In 1683, Ottoman empire lost momentum when they failed to conquer Vienna for the last time and the slow decline began. This was hastened by several factors; competition from India and the Americas, ambitious European powers, rising unemployment and the decreasing quality of the Sultans. This was due, in part, to the fact that potential heirs had stopped being executed, and were instead being imprisoned, meaning that men were taking power after spending the majority of their lives in prison. Soon the word 'Turk’ was synonymous with corruption and cruelty, and many wanted to distance themselves from that image.

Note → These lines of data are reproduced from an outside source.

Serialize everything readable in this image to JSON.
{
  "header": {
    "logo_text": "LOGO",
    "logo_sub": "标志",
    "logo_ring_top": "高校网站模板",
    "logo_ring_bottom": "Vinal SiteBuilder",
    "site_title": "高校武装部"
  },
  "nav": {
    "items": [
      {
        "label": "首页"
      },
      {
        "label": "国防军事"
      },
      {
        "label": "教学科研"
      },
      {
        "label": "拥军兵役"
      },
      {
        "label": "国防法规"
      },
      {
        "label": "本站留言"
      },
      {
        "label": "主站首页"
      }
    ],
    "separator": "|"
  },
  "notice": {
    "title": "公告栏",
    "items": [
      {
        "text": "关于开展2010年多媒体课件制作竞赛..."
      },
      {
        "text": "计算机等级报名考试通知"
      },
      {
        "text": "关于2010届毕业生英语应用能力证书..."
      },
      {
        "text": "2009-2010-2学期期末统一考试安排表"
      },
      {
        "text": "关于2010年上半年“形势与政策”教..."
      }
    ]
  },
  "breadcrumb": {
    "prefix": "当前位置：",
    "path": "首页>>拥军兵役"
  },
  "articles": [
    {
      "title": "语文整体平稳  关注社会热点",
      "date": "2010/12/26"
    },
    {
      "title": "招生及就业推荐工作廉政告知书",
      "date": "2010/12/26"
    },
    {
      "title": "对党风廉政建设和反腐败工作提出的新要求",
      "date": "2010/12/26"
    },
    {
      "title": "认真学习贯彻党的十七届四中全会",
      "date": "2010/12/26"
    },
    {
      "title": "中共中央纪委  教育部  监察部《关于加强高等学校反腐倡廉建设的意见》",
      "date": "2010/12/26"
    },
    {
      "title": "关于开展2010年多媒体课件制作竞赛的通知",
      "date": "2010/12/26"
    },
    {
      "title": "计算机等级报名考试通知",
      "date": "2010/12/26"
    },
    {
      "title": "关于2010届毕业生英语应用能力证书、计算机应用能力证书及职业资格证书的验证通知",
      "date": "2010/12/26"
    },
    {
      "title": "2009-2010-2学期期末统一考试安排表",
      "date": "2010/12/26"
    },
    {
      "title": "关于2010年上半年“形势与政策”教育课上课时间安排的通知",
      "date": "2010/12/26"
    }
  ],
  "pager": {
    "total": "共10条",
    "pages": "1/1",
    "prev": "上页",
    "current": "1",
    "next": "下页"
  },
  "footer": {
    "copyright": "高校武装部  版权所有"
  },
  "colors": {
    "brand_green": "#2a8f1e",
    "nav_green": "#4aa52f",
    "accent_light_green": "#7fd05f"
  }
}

After great territorial losses, on the first of November, 1922, the Ottoman empire was officially disbanded and Turkey was declared a republic. The Ottoman caliphate continued as an institution, until it too was disbanded on the third of March, 1934.
Today’s scene is spoilerific, so we’ll be vague, but it involves a confrontation on a balcony, a hissed C-word, a spectacular stunt, and Hiddleston screaming, “Noooooo!” But there are no ghosts. “At the end of the day the ghosts are scary,” adds del Toro, “but the people are much more terrible. Tom is not a tormented hero, he is an antihero. He does absolutely despicable things…”